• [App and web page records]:
□ □ □ □ □ □ □

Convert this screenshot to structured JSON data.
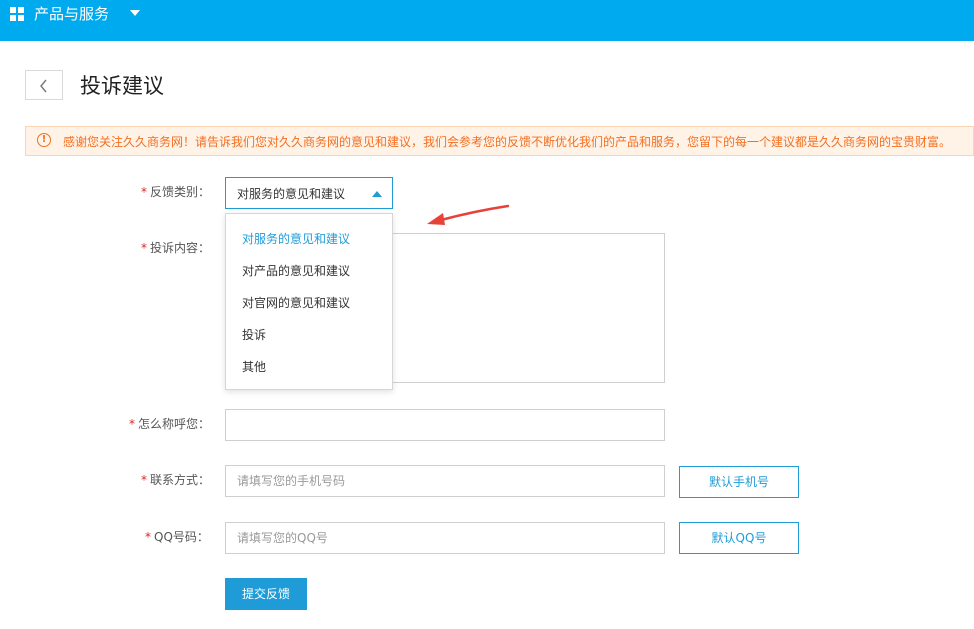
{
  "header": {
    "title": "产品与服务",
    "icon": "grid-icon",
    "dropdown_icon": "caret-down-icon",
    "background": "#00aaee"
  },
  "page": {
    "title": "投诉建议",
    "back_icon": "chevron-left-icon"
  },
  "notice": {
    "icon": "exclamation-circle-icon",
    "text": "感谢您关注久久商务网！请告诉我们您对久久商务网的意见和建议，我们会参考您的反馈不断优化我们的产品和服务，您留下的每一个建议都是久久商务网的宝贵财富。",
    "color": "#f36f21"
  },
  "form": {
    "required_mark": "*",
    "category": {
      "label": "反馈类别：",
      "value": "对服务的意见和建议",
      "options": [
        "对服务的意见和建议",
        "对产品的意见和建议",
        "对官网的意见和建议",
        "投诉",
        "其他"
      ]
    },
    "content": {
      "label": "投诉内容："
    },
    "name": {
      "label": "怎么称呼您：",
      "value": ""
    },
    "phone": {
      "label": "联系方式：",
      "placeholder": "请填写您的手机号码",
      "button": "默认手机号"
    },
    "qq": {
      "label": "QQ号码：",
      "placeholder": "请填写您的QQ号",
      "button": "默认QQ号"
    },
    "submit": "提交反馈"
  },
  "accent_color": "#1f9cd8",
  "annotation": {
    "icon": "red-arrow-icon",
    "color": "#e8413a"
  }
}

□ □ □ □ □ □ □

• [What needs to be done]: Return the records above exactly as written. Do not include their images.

• [Solution]:
Convert this screenshot to structured JSON data.
{
  "header": {
    "title": "产品与服务",
    "icon": "grid-icon",
    "dropdown_icon": "caret-down-icon",
    "background": "#00aaee"
  },
  "page": {
    "title": "投诉建议",
    "back_icon": "chevron-left-icon"
  },
  "notice": {
    "icon": "exclamation-circle-icon",
    "text": "感谢您关注久久商务网！请告诉我们您对久久商务网的意见和建议，我们会参考您的反馈不断优化我们的产品和服务，您留下的每一个建议都是久久商务网的宝贵财富。",
    "color": "#f36f21"
  },
  "form": {
    "required_mark": "*",
    "category": {
      "label": "反馈类别：",
      "value": "对服务的意见和建议",
      "options": [
        "对服务的意见和建议",
        "对产品的意见和建议",
        "对官网的意见和建议",
        "投诉",
        "其他"
      ]
    },
    "content": {
      "label": "投诉内容："
    },
    "name": {
      "label": "怎么称呼您：",
      "value": ""
    },
    "phone": {
      "label": "联系方式：",
      "placeholder": "请填写您的手机号码",
      "button": "默认手机号"
    },
    "qq": {
      "label": "QQ号码：",
      "placeholder": "请填写您的QQ号",
      "button": "默认QQ号"
    },
    "submit": "提交反馈"
  },
  "accent_color": "#1f9cd8",
  "annotation": {
    "icon": "red-arrow-icon",
    "color": "#e8413a"
  }
}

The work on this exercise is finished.